These campaigns achieved success, we found, because of their ability to open up to the new cultural forces which favor open-ness and grassroots power, but also because they framed and strategically directed this power towards concrete policy outcomes. In short, these “directed network campaigns” married old power with new.
With a special focus on directed-network campaigns, the report isolates the strategic and operational approaches that were common to all high performing examples in our case studies.
Simply put, our intention is to accelerate innovations that work. Understanding and implementing these principles and approaches will allow organizers to apply a model that is consistently achieving high impact and force amplification in today’s challenging advocacy landscape.
“The conventional rules of organizing and the practice of building institutions to create change is being replaced by the demand to innovate and spark new connections and a mandate to build platforms that allow for participation and self determination. This report examines and connects the dots between emergent strategies and provides concrete mechanisms to adapt and improve social change efforts.”
Marisa Franco, Director of the Not1More Deportation Campaign
The report is available for free download.
Often when I start following someone on twitter I receive an automated ‘thank you for the follow‘ message. This seems a good way to introduce your business a little more, and so has set me off on a little bit of research on this subject.
First stop was the twitter community itself. And where I also found the first hurdle: that automation is frowned upon by twitter. and actively discouraged. See thier automation rules at: https://support.twitter.com/articles/76915

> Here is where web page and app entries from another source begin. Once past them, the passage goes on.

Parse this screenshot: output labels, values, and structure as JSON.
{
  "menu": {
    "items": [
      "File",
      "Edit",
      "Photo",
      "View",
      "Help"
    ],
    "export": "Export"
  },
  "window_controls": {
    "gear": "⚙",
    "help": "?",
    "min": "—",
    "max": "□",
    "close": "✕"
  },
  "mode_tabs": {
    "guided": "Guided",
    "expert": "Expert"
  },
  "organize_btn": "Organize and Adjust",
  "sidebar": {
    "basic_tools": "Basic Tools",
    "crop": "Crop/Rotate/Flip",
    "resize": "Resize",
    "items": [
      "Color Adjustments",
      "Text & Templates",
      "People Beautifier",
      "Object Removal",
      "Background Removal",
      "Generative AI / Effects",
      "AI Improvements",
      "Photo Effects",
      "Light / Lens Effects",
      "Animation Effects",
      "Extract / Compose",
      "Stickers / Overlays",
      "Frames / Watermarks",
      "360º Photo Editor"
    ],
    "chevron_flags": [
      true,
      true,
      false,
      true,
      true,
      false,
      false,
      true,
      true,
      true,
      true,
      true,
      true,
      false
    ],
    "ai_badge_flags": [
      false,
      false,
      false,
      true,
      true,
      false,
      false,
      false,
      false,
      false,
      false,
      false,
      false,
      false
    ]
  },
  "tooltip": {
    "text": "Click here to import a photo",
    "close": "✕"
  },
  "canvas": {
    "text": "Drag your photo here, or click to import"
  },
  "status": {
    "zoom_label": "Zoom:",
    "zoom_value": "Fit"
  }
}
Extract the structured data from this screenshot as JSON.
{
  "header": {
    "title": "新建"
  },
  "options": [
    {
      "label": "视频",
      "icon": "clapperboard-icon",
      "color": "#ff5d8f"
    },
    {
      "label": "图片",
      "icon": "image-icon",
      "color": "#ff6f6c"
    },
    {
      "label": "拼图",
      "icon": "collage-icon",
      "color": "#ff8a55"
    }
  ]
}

But then again, the argument for at least an initial automated response seems persuasive: those that follow you receive and instant pay-off in terms of more detailed information, and a way to connect deeper to you and your twitter stream.
And not only that, this deeper engagement using automated DM’s let’s you do some other cool stuff. You could use it for retweets too. Once someone tweets your article you can do this:
- Ask to share your article via other social networks: “Hey @username Thanks a lot for the tweet! I would really appreciate if you could give the post a G+ and “like” as well :)”;
- Offer more content: “Thanks for the tweet! Did you also see this article of mine about the same topic? http://link_to_article”;
- Offer a product: “Thanks for the tweet! Maybe you’d be interested in taking my free email course at http://link_to_course?”.
Though, as mentioned, twitter automation is a very controversial topic and many people hate it. But you can do really cool things if you get it right.
Here’s an awesome guide to Twitter Automation:
But… as a final note, consider this response by people on the subject of automated DM:
“….please, don’t use an Auto DM. It’s considered highly douchbaggy. Twitter is best when you are a person — an authentic one. Auto DMs is the best way to dispel the idea that you are someone worth engaging with. I’d unfollow you in a second if you Auto DM-ed me.”
This kind of comment tells you to step back a little and consider all the pros and cons.
My final conclusion to this? I think I will be trying out some automated DM for initial contact – but will be honest about it, and point out that I am human, and will engage directly after fist linking up.
Then again, maybe I’m wrong to do so. What do you think?
Thinking of hiring professional camera gear to make some videos? Read this first. It might save you a fortune, but get you the same end results. Amazing what can be done without the use of high-end cameras and mics.
This article is about Christian Payne, who is a photographer teaching organisations like the BBC, the UN and Al Jazeera how to do in-the-field reporting using mobile phones. He also orders pizza to his train seat.
His tips include on what angle to hold a camera for maximum effect, why to pay attention to your subject’s eyeballs….
….how to set a scene and frame the speaker. In all there are some 26 invaluable lessons to be learnt here. So read the full blog post on fluxx’s website.
Original post by Tom Whitwell is Senior Consultant at Fluxx